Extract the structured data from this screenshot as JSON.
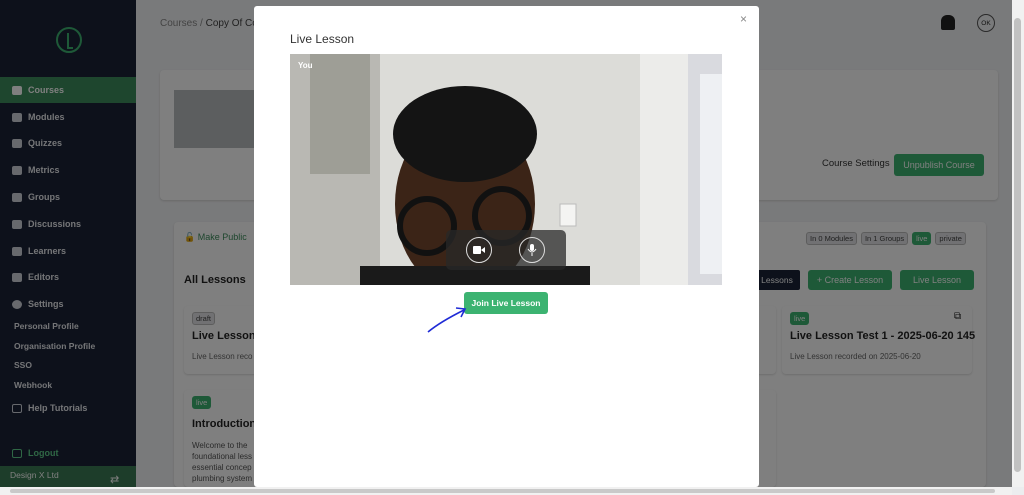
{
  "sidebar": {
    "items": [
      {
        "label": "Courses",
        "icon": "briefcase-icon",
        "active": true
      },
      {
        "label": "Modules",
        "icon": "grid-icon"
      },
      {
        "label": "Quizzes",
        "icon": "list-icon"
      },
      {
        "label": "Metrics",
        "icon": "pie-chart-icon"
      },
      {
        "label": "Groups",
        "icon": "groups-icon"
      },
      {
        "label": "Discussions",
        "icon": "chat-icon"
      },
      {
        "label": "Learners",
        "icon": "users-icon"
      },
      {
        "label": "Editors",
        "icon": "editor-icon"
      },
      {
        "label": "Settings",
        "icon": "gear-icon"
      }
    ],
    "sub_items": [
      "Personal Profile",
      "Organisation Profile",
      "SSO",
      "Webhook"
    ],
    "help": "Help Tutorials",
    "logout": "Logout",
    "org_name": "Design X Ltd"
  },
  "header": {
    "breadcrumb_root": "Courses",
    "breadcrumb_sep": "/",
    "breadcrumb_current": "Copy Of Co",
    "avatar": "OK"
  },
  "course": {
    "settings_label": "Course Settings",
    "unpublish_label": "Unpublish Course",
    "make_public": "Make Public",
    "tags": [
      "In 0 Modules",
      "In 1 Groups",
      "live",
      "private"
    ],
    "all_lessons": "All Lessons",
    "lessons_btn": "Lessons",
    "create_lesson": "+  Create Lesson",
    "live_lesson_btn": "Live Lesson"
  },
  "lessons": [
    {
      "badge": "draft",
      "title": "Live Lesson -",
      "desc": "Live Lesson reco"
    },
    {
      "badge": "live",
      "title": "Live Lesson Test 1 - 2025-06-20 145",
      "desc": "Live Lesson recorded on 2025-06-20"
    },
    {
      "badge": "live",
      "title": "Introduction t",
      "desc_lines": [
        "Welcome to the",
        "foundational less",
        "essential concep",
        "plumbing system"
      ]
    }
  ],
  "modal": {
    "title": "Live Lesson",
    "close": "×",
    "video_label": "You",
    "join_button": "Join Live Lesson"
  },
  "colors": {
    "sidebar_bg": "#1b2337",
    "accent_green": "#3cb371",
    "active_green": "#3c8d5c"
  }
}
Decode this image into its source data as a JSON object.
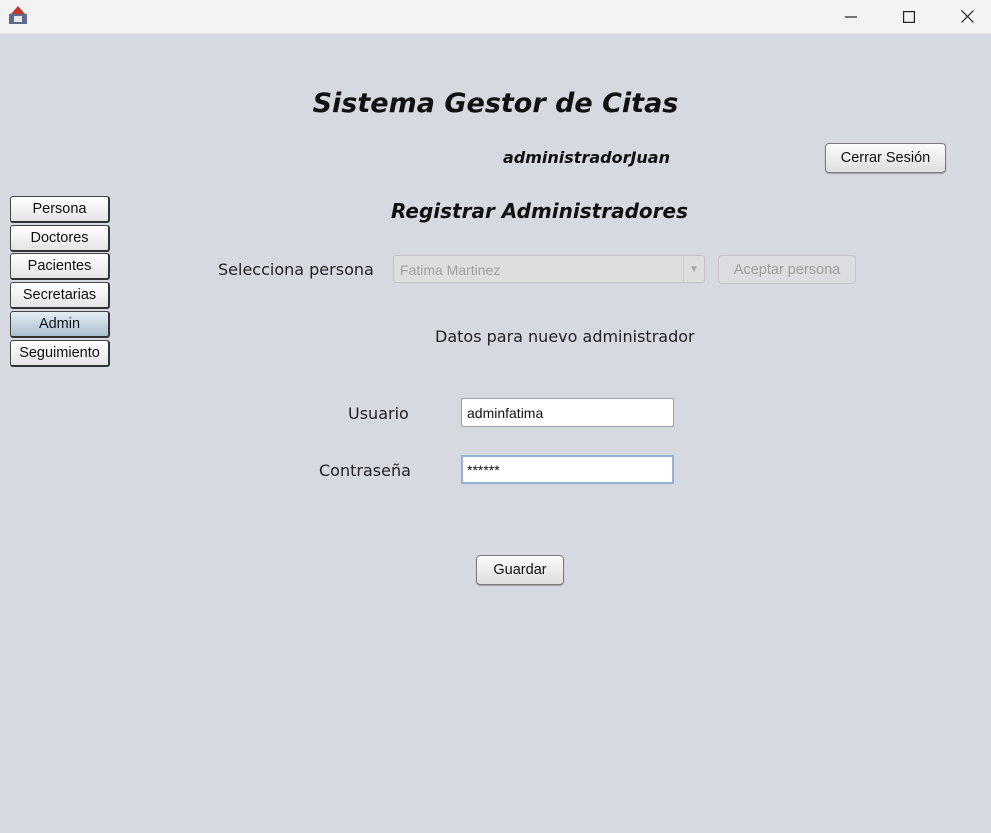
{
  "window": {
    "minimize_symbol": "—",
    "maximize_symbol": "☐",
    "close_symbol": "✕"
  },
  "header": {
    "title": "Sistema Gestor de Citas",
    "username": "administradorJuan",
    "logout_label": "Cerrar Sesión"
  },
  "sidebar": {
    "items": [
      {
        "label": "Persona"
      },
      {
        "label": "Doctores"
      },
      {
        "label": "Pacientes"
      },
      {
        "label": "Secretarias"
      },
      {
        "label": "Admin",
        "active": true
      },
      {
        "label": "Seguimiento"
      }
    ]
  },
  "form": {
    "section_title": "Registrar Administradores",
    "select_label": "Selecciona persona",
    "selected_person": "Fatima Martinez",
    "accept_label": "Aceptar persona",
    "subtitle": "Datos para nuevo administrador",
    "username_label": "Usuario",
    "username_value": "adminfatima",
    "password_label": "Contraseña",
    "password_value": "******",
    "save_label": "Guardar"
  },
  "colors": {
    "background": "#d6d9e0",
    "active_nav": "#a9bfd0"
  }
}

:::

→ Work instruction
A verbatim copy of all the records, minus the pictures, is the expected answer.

→ Task solution
Extract the structured data from this screenshot as JSON.
{
  "sidebar": {
    "items": [
      {
        "label": "Courses",
        "icon": "briefcase-icon",
        "active": true
      },
      {
        "label": "Modules",
        "icon": "grid-icon"
      },
      {
        "label": "Quizzes",
        "icon": "list-icon"
      },
      {
        "label": "Metrics",
        "icon": "pie-chart-icon"
      },
      {
        "label": "Groups",
        "icon": "groups-icon"
      },
      {
        "label": "Discussions",
        "icon": "chat-icon"
      },
      {
        "label": "Learners",
        "icon": "users-icon"
      },
      {
        "label": "Editors",
        "icon": "editor-icon"
      },
      {
        "label": "Settings",
        "icon": "gear-icon"
      }
    ],
    "sub_items": [
      "Personal Profile",
      "Organisation Profile",
      "SSO",
      "Webhook"
    ],
    "help": "Help Tutorials",
    "logout": "Logout",
    "org_name": "Design X Ltd"
  },
  "header": {
    "breadcrumb_root": "Courses",
    "breadcrumb_sep": "/",
    "breadcrumb_current": "Copy Of Co",
    "avatar": "OK"
  },
  "course": {
    "settings_label": "Course Settings",
    "unpublish_label": "Unpublish Course",
    "make_public": "Make Public",
    "tags": [
      "In 0 Modules",
      "In 1 Groups",
      "live",
      "private"
    ],
    "all_lessons": "All Lessons",
    "lessons_btn": "Lessons",
    "create_lesson": "+  Create Lesson",
    "live_lesson_btn": "Live Lesson"
  },
  "lessons": [
    {
      "badge": "draft",
      "title": "Live Lesson -",
      "desc": "Live Lesson reco"
    },
    {
      "badge": "live",
      "title": "Live Lesson Test 1 - 2025-06-20 145",
      "desc": "Live Lesson recorded on 2025-06-20"
    },
    {
      "badge": "live",
      "title": "Introduction t",
      "desc_lines": [
        "Welcome to the",
        "foundational less",
        "essential concep",
        "plumbing system"
      ]
    }
  ],
  "modal": {
    "title": "Live Lesson",
    "close": "×",
    "video_label": "You",
    "join_button": "Join Live Lesson"
  },
  "colors": {
    "sidebar_bg": "#1b2337",
    "accent_green": "#3cb371",
    "active_green": "#3c8d5c"
  }
}
Decode this image into its source data as a JSON object.
{
  "window": {
    "minimize_symbol": "—",
    "maximize_symbol": "☐",
    "close_symbol": "✕"
  },
  "header": {
    "title": "Sistema Gestor de Citas",
    "username": "administradorJuan",
    "logout_label": "Cerrar Sesión"
  },
  "sidebar": {
    "items": [
      {
        "label": "Persona"
      },
      {
        "label": "Doctores"
      },
      {
        "label": "Pacientes"
      },
      {
        "label": "Secretarias"
      },
      {
        "label": "Admin",
        "active": true
      },
      {
        "label": "Seguimiento"
      }
    ]
  },
  "form": {
    "section_title": "Registrar Administradores",
    "select_label": "Selecciona persona",
    "selected_person": "Fatima Martinez",
    "accept_label": "Aceptar persona",
    "subtitle": "Datos para nuevo administrador",
    "username_label": "Usuario",
    "username_value": "adminfatima",
    "password_label": "Contraseña",
    "password_value": "******",
    "save_label": "Guardar"
  },
  "colors": {
    "background": "#d6d9e0",
    "active_nav": "#a9bfd0"
  }
}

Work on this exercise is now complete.